When the young woman Tristana's mother dies, she is entrusted to the guardianship of the well-respected though old Don Lope. Don Lope is well-liked and well-known because of his honorable ... See full summary »
A young woman, Karin, has recently returned to the family island after spending some time in a mental hospital. On the island with her is her lonely brother and kind, but increasingly ... See full summary »
Max von Sydow
A man wanders out of the desert after a four year absence. His brother finds him, and together they return to L.A. to reunite the man with his young son. Soon after, he and the boy set out ... See full summary »
Harry Dean Stanton,
How do we understand faith and prayer, and what of miracles? August 1925 on a Danish farm. Patriarch Borgen has three sons: Mikkel, a good-hearted agnostic whose wife Inger is pregnant, ... See full summary »
Carl Theodor Dreyer
Emil Hass Christensen,
Preben Lerdorff Rye

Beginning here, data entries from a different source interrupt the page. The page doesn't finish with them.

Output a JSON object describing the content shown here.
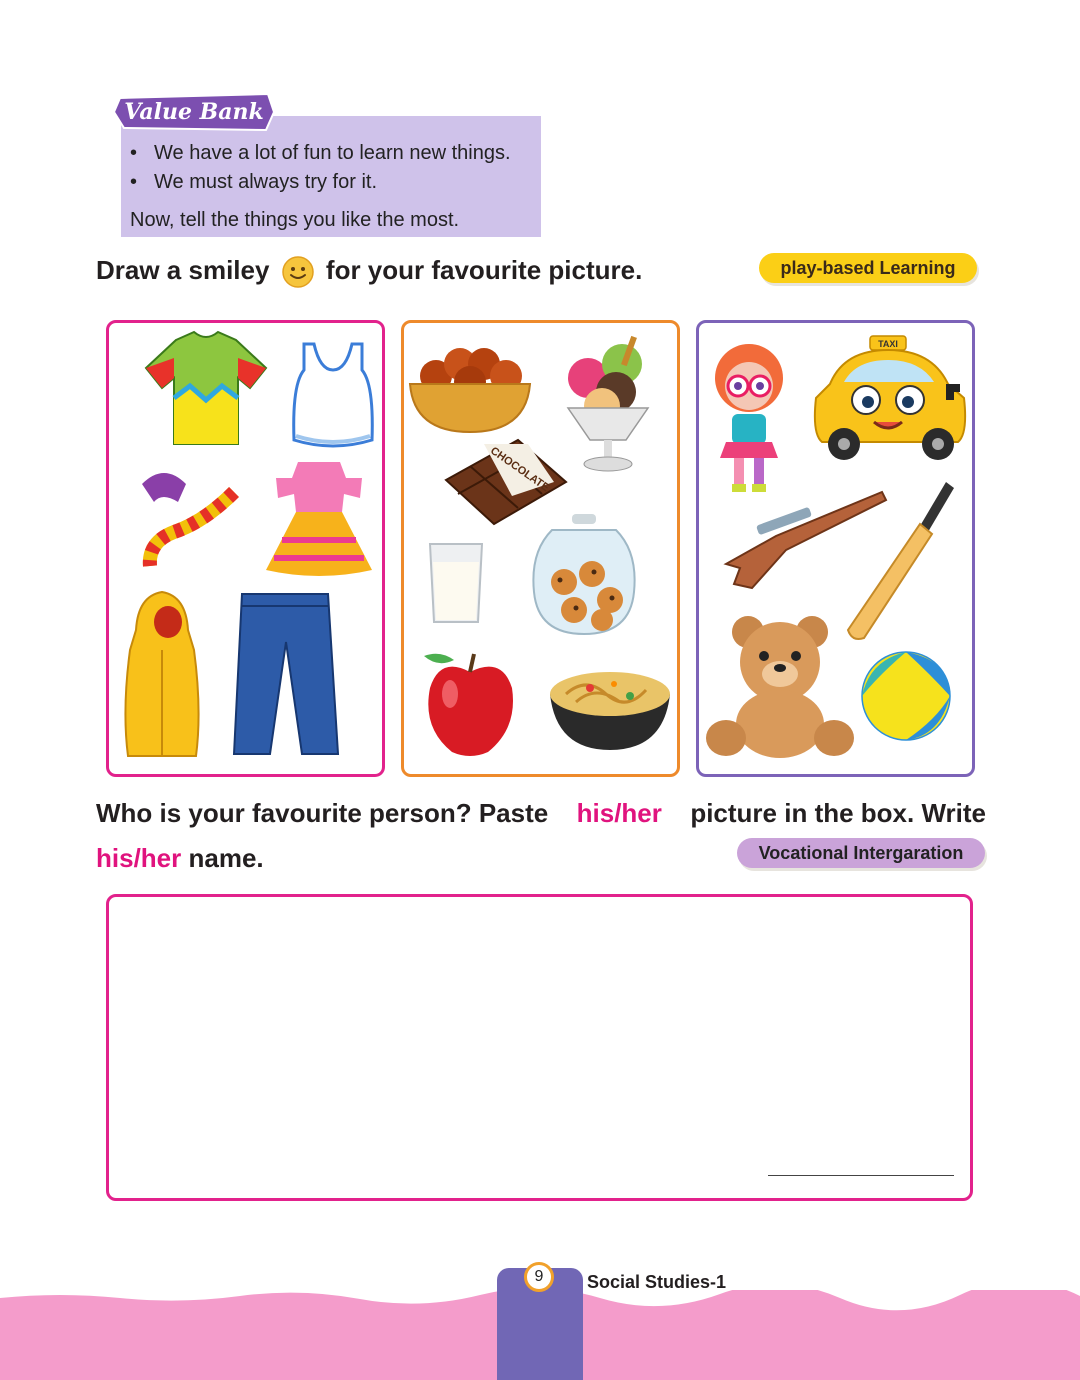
{
  "value_bank": {
    "title": "Value Bank",
    "bullets": [
      "We have a lot of fun to learn new things.",
      "We must always try for it."
    ],
    "prompt": "Now, tell the things you like the most."
  },
  "activity1": {
    "text_before": "Draw a smiley",
    "text_after": "for your favourite picture.",
    "tag": "play-based Learning",
    "panels": [
      {
        "items": [
          "t-shirt",
          "vest",
          "scarf",
          "frock",
          "raincoat",
          "jeans"
        ]
      },
      {
        "items": [
          "gulab-jamun-bowl",
          "ice-cream-cup",
          "chocolate-bar",
          "glass-of-milk",
          "cookie-jar",
          "apple",
          "noodles-bowl"
        ],
        "chocolate_label": "CHOCOLATE"
      },
      {
        "items": [
          "doll",
          "taxi-car",
          "toy-gun",
          "cricket-bat",
          "teddy-bear",
          "beach-ball"
        ],
        "taxi_label": "TAXI"
      }
    ]
  },
  "activity2": {
    "part1": "Who is your favourite person? Paste",
    "highlight1": "his/her",
    "part2": "picture in the box. Write",
    "highlight2": "his/her",
    "part3": "name.",
    "tag": "Vocational Intergaration"
  },
  "footer": {
    "page_number": "9",
    "book_title": "Social Studies-1"
  },
  "colors": {
    "pink_accent": "#e0137e",
    "value_bank_bg": "#cfc2ea",
    "play_tag": "#fbcf16",
    "vocational_tag": "#caa3d9",
    "footer_band": "#f49ccb",
    "page_tab": "#7167b5"
  }
}
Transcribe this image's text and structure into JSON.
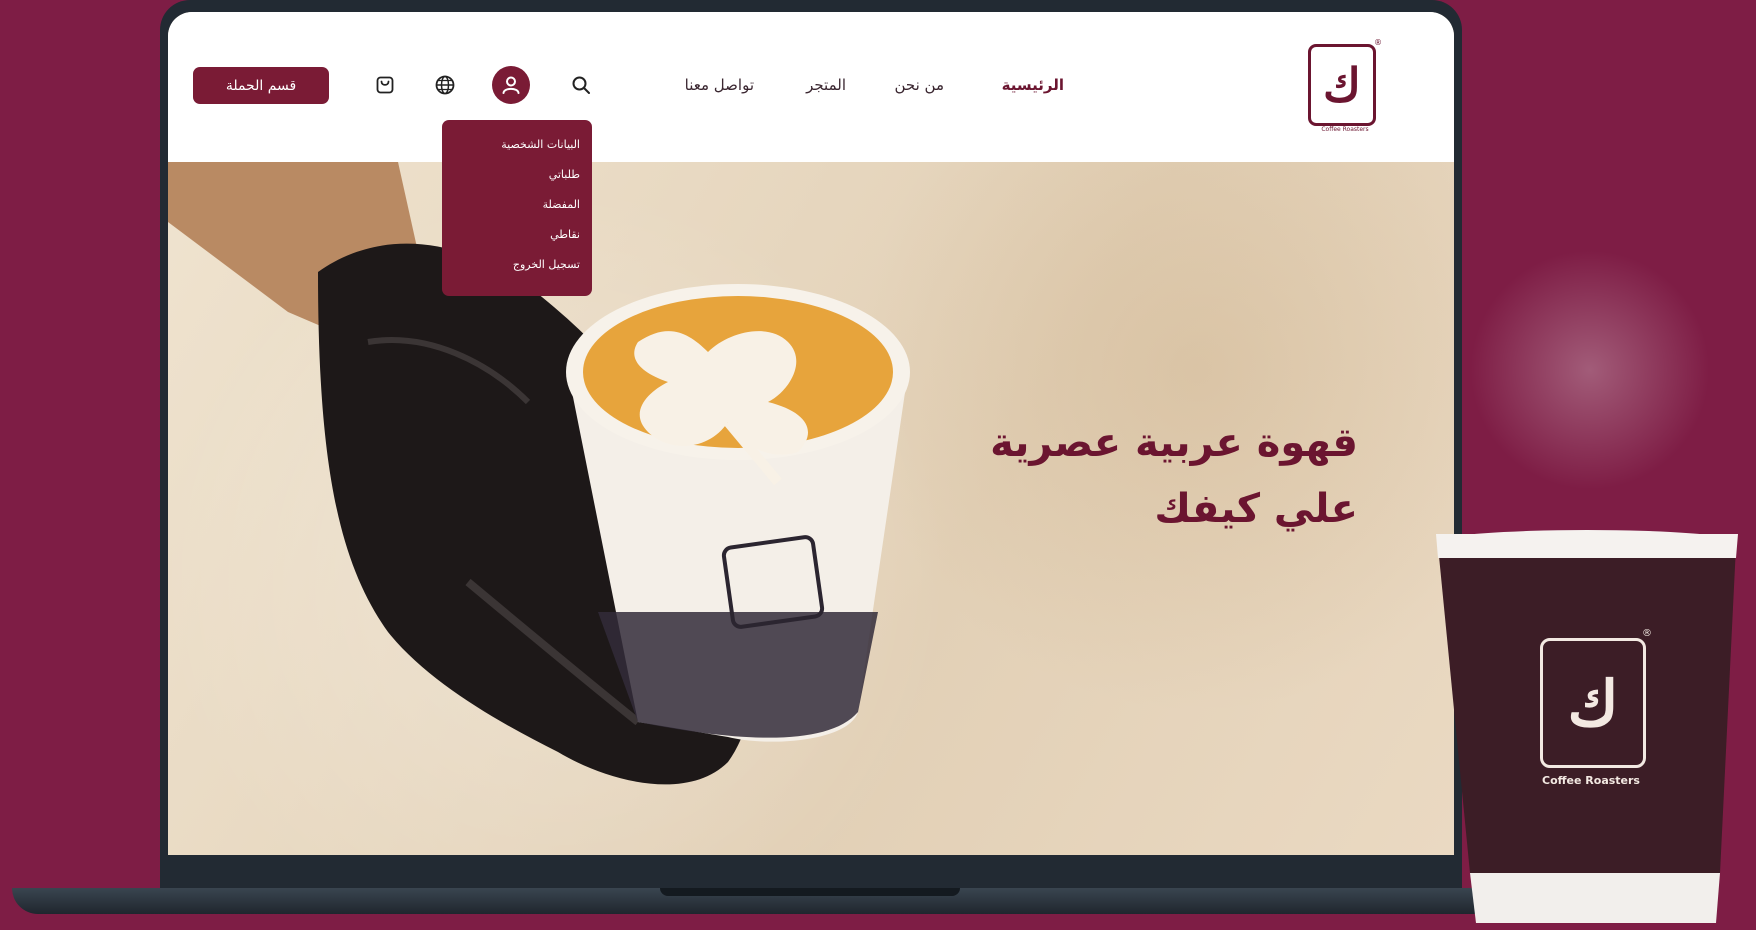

Viridiana, a young novice about to take her final vows as a nun, accedes to a request from her widowed uncle to visit him. Moved purely by a sense of obligation, she does so. Her uncle is moved by her resemblance to his late wife to attempt to seduce Viridiana, and tragedy ensues. In the aftermath, Viridiana tries to assuage her guilt by creating a haven for the destitute folk who live around her uncle's estate. But from these good intentions, too, comes little good. Written by
Jim Beaver <email@example.com>
not completely artistically free, but one of Buñuel's best and most sincere
Buñuel emphasizes again that the rich take their perspective for granted and the poor initially literally don't know how to handle the opportunities thrown at their feet, and who can blame them? The rich in this film know how to control their subversive tendencies, because they are taught how to handle their position, their money and simply their manners. The poor and disabled are naively given opportunities and gradually make an unbelievable mess of it, without ever considering the (moral) implications of their actions. Viridiana is the kind soul who makes the naive mistakes, like helping the beggars in the wrong way.
Although this is the great Fernando Rey's (French Connection, Cet obscur objet du désir, and here speaking Spanish) first and shortest collaboration with Buñuel, it must be his most convincing performance. His character Don Jaime morally blackmails Viridiana accompanied by psalms. This delicately illustrates Buñuel's loathing of churches and convents (where Viridiana lived) that cannot prevent people from their sexual desires. A contrast is made with the beggars later in the film, who listen to Händel, Beethoven and Mozart without properly hearing what it is, but have fun and unfortunately take advantage of their newly acquired personal wealth.
The surrealism and magic realism will be presented again by Buñuel in later years (after 1966, and also in Ángel exterminador, 1962), but this film is one of Buñuel's subtlest and best acted and has a clear message without being superficial or pedantic. To what extent it is a parody on The Last Supper I don't know and also I can't figure out what this somnambulism (also in Tristana '70) should mean in religious terms. But Buñuel and cinematographer Jose F. Aguayo (also Tristana) delivered a worthy film that may be Buñuel's least outrageous but most realistic and aesthetically perfected film. 'Journal d'une femme de chambre' (Buñuel, 1964) is one film that comes close to that. Also, 'Charme discret de la bourgeoisie' and 'Ángel exterminador' seem to deal with a Last Supper in their own brilliant way.
12 of 20 people found this review helpful.
Was this review helpful to you?